Try it> The word to look for is "Cupcake". Report every line of the entries below that has it.

Source material>
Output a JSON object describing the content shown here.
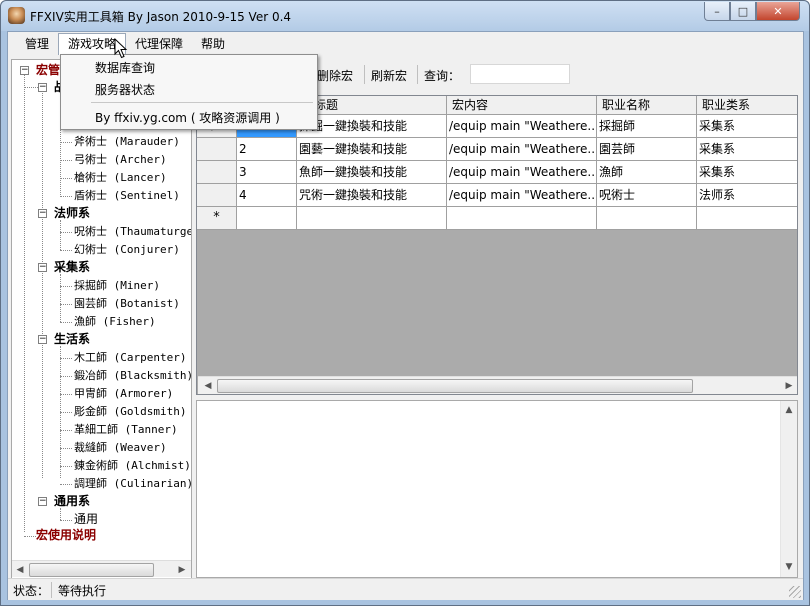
{
  "window": {
    "title": "FFXIV实用工具箱 By Jason 2010-9-15 Ver 0.4",
    "caption": {
      "minimize": "–",
      "maximize": "□",
      "close": "✕"
    }
  },
  "menubar": {
    "items": [
      {
        "label": "管理"
      },
      {
        "label": "游戏攻略"
      },
      {
        "label": "代理保障"
      },
      {
        "label": "帮助"
      }
    ],
    "open_menu": {
      "items": [
        "数据库查询",
        "服务器状态",
        "By ffxiv.yg.com ( 攻略资源调用 )"
      ]
    }
  },
  "tree": {
    "root_label": "宏管理",
    "visible": [
      {
        "label": "战",
        "kind": "category"
      },
      {
        "label": "斧術士 (Marauder)",
        "kind": "leaf"
      },
      {
        "label": "弓術士 (Archer)",
        "kind": "leaf"
      },
      {
        "label": "槍術士 (Lancer)",
        "kind": "leaf"
      },
      {
        "label": "盾術士 (Sentinel)",
        "kind": "leaf"
      },
      {
        "label": "法师系",
        "kind": "category"
      },
      {
        "label": "呪術士 (Thaumaturge)",
        "kind": "leaf"
      },
      {
        "label": "幻術士 (Conjurer)",
        "kind": "leaf"
      },
      {
        "label": "采集系",
        "kind": "category"
      },
      {
        "label": "採掘師 (Miner)",
        "kind": "leaf"
      },
      {
        "label": "園芸師 (Botanist)",
        "kind": "leaf"
      },
      {
        "label": "漁師 (Fisher)",
        "kind": "leaf"
      },
      {
        "label": "生活系",
        "kind": "category"
      },
      {
        "label": "木工師 (Carpenter)",
        "kind": "leaf"
      },
      {
        "label": "鍛冶師 (Blacksmith)",
        "kind": "leaf"
      },
      {
        "label": "甲冑師 (Armorer)",
        "kind": "leaf"
      },
      {
        "label": "彫金師 (Goldsmith)",
        "kind": "leaf"
      },
      {
        "label": "革細工師 (Tanner)",
        "kind": "leaf"
      },
      {
        "label": "裁縫師 (Weaver)",
        "kind": "leaf"
      },
      {
        "label": "錬金術師 (Alchmist)",
        "kind": "leaf"
      },
      {
        "label": "調理師 (Culinarian)",
        "kind": "leaf"
      },
      {
        "label": "通用系",
        "kind": "category"
      },
      {
        "label": "通用",
        "kind": "leaf"
      }
    ],
    "footer_label": "宏使用说明",
    "expander_minus": "−"
  },
  "toolbar": {
    "delete_macro": "删除宏",
    "refresh_macro": "刷新宏",
    "search_label": "查询：",
    "search_value": ""
  },
  "grid": {
    "columns": [
      "宏标题",
      "宏内容",
      "职业名称",
      "职业类系"
    ],
    "rows": [
      {
        "index": "1",
        "title": "採掘一鍵換裝和技能",
        "content": "/equip main \"Weathere...",
        "job": "採掘師",
        "class": "采集系",
        "selected_title": true
      },
      {
        "index": "2",
        "title": "園藝一鍵換裝和技能",
        "content": "/equip main \"Weathere...",
        "job": "園芸師",
        "class": "采集系"
      },
      {
        "index": "3",
        "title": "魚師一鍵換裝和技能",
        "content": "/equip main \"Weathere...",
        "job": "漁師",
        "class": "采集系"
      },
      {
        "index": "4",
        "title": "咒術一鍵換裝和技能",
        "content": "/equip main \"Weathere...",
        "job": "呪術士",
        "class": "法师系"
      }
    ],
    "new_row_marker": "*",
    "current_row_marker": "▶"
  },
  "status": {
    "label": "状态：",
    "value": "等待执行"
  },
  "colors": {
    "tree_red": "#8b0000",
    "selection": "#3399ff",
    "grid_background": "#ababab"
  }
}
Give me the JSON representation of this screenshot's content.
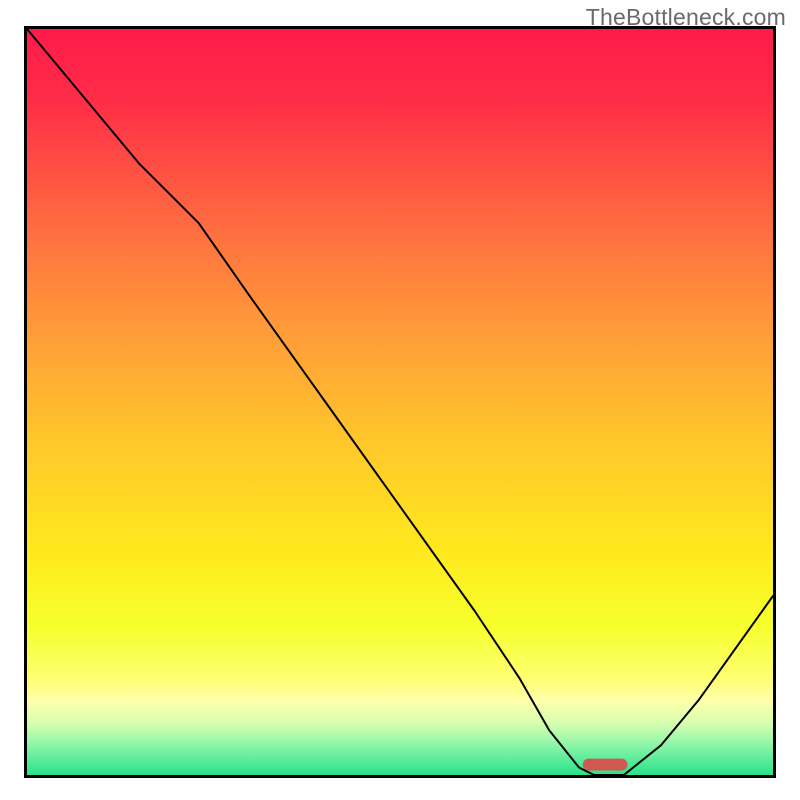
{
  "watermark": "TheBottleneck.com",
  "chart_data": {
    "type": "line",
    "title": "",
    "xlabel": "",
    "ylabel": "",
    "xlim": [
      0,
      100
    ],
    "ylim": [
      0,
      100
    ],
    "x": [
      0,
      5,
      10,
      15,
      20,
      23,
      30,
      40,
      50,
      60,
      66,
      70,
      74,
      76,
      80,
      85,
      90,
      95,
      100
    ],
    "values": [
      100,
      94,
      88,
      82,
      77,
      74,
      64,
      50,
      36,
      22,
      13,
      6,
      1,
      0,
      0,
      4,
      10,
      17,
      24
    ],
    "marker": {
      "x": 77.5,
      "width": 6,
      "y": 1.4
    },
    "gradient_stops": [
      {
        "offset": 0.0,
        "color": "#ff1a4a"
      },
      {
        "offset": 0.1,
        "color": "#ff2e47"
      },
      {
        "offset": 0.25,
        "color": "#ff6741"
      },
      {
        "offset": 0.4,
        "color": "#ff9a39"
      },
      {
        "offset": 0.55,
        "color": "#ffc62b"
      },
      {
        "offset": 0.7,
        "color": "#ffe91e"
      },
      {
        "offset": 0.8,
        "color": "#f6ff2c"
      },
      {
        "offset": 0.87,
        "color": "#ffff70"
      },
      {
        "offset": 0.9,
        "color": "#ffffaa"
      },
      {
        "offset": 0.93,
        "color": "#d8ffb0"
      },
      {
        "offset": 0.96,
        "color": "#8cf5a8"
      },
      {
        "offset": 1.0,
        "color": "#27e38a"
      }
    ]
  }
}
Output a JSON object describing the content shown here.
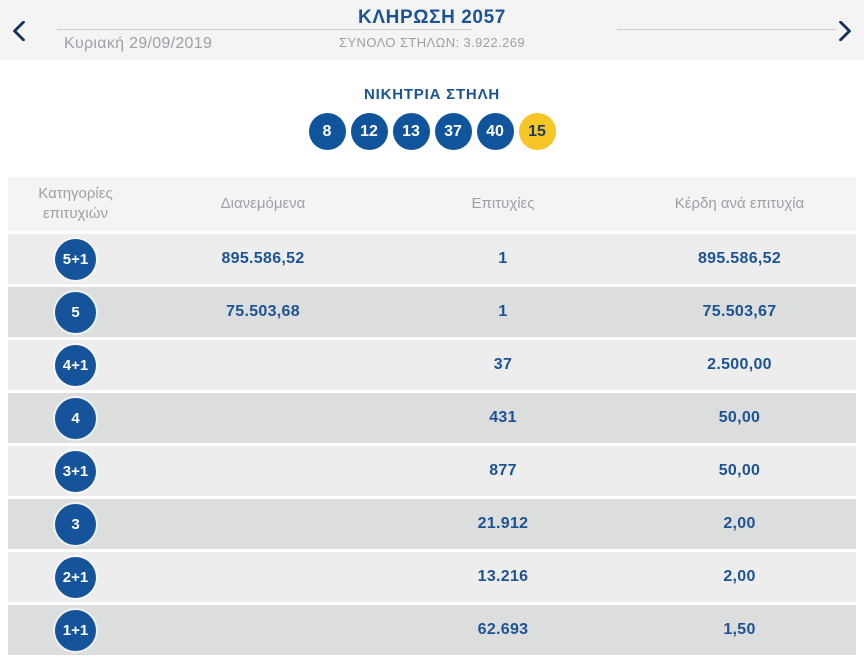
{
  "header": {
    "title": "ΚΛΗΡΩΣΗ 2057",
    "total_columns": "ΣΥΝΟΛΟ ΣΤΗΛΩΝ: 3.922.269",
    "date": "Κυριακή 29/09/2019"
  },
  "winning": {
    "heading": "ΝΙΚΗΤΡΙΑ ΣΤΗΛΗ",
    "numbers": [
      "8",
      "12",
      "13",
      "37",
      "40"
    ],
    "joker": "15"
  },
  "table": {
    "headers": {
      "category": "Κατηγορίες επιτυχιών",
      "distributed": "Διανεμόμενα",
      "hits": "Επιτυχίες",
      "prize": "Κέρδη ανά επιτυχία"
    },
    "rows": [
      {
        "category": "5+1",
        "distributed": "895.586,52",
        "hits": "1",
        "prize": "895.586,52"
      },
      {
        "category": "5",
        "distributed": "75.503,68",
        "hits": "1",
        "prize": "75.503,67"
      },
      {
        "category": "4+1",
        "distributed": "",
        "hits": "37",
        "prize": "2.500,00"
      },
      {
        "category": "4",
        "distributed": "",
        "hits": "431",
        "prize": "50,00"
      },
      {
        "category": "3+1",
        "distributed": "",
        "hits": "877",
        "prize": "50,00"
      },
      {
        "category": "3",
        "distributed": "",
        "hits": "21.912",
        "prize": "2,00"
      },
      {
        "category": "2+1",
        "distributed": "",
        "hits": "13.216",
        "prize": "2,00"
      },
      {
        "category": "1+1",
        "distributed": "",
        "hits": "62.693",
        "prize": "1,50"
      }
    ]
  },
  "colors": {
    "accent_blue": "#15539b",
    "title_blue": "#1c5394",
    "joker_yellow": "#f8c527",
    "muted_gray": "#9ca1a8",
    "row_light": "#ededee",
    "row_dark": "#dcdddd"
  }
}
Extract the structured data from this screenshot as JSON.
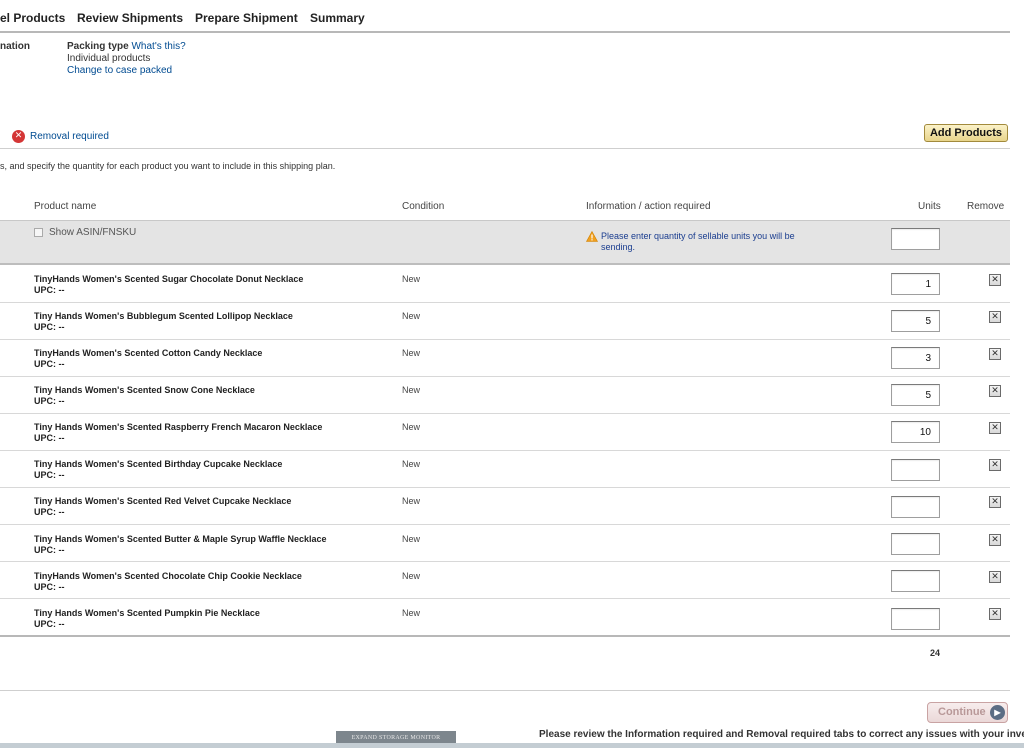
{
  "tabs": [
    "el Products",
    "Review Shipments",
    "Prepare Shipment",
    "Summary"
  ],
  "info": {
    "label": "nation",
    "packing_type": "Packing type",
    "whats_this": "What's this?",
    "value": "Individual products",
    "change_link": "Change to case packed"
  },
  "removal_required": "Removal required",
  "add_products": "Add Products",
  "instructions": "s, and specify the quantity for each product you want to include in this shipping plan.",
  "columns": {
    "product_name": "Product name",
    "condition": "Condition",
    "info": "Information / action required",
    "units": "Units",
    "remove": "Remove"
  },
  "show_asin": "Show ASIN/FNSKU",
  "warning": "Please enter quantity of sellable units you will be sending.",
  "products": [
    {
      "name": "TinyHands Women's Scented Sugar Chocolate Donut Necklace",
      "upc": "UPC: --",
      "condition": "New",
      "units": "1"
    },
    {
      "name": "Tiny Hands Women's Bubblegum Scented Lollipop Necklace",
      "upc": "UPC: --",
      "condition": "New",
      "units": "5"
    },
    {
      "name": "TinyHands Women's Scented Cotton Candy Necklace",
      "upc": "UPC: --",
      "condition": "New",
      "units": "3"
    },
    {
      "name": "Tiny Hands Women's Scented Snow Cone Necklace",
      "upc": "UPC: --",
      "condition": "New",
      "units": "5"
    },
    {
      "name": "Tiny Hands Women's Scented Raspberry French Macaron Necklace",
      "upc": "UPC: --",
      "condition": "New",
      "units": "10"
    },
    {
      "name": "Tiny Hands Women's Scented Birthday Cupcake Necklace",
      "upc": "UPC: --",
      "condition": "New",
      "units": ""
    },
    {
      "name": "Tiny Hands Women's Scented Red Velvet Cupcake Necklace",
      "upc": "UPC: --",
      "condition": "New",
      "units": ""
    },
    {
      "name": "Tiny Hands Women's Scented Butter & Maple Syrup Waffle Necklace",
      "upc": "UPC: --",
      "condition": "New",
      "units": ""
    },
    {
      "name": "TinyHands Women's Scented Chocolate Chip Cookie Necklace",
      "upc": "UPC: --",
      "condition": "New",
      "units": ""
    },
    {
      "name": "Tiny Hands Women's Scented Pumpkin Pie Necklace",
      "upc": "UPC: --",
      "condition": "New",
      "units": ""
    }
  ],
  "total_units": "24",
  "continue": "Continue",
  "review_message": "Please review the Information required and Removal required tabs to correct any issues with your inventory.",
  "storage_monitor": "EXPAND STORAGE MONITOR"
}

Exercise output>
      "name": "Tiny Hands Women's Scented Birthday Cupcake Necklace",
      "name": "Tiny Hands Women's Scented Red Velvet Cupcake Necklace",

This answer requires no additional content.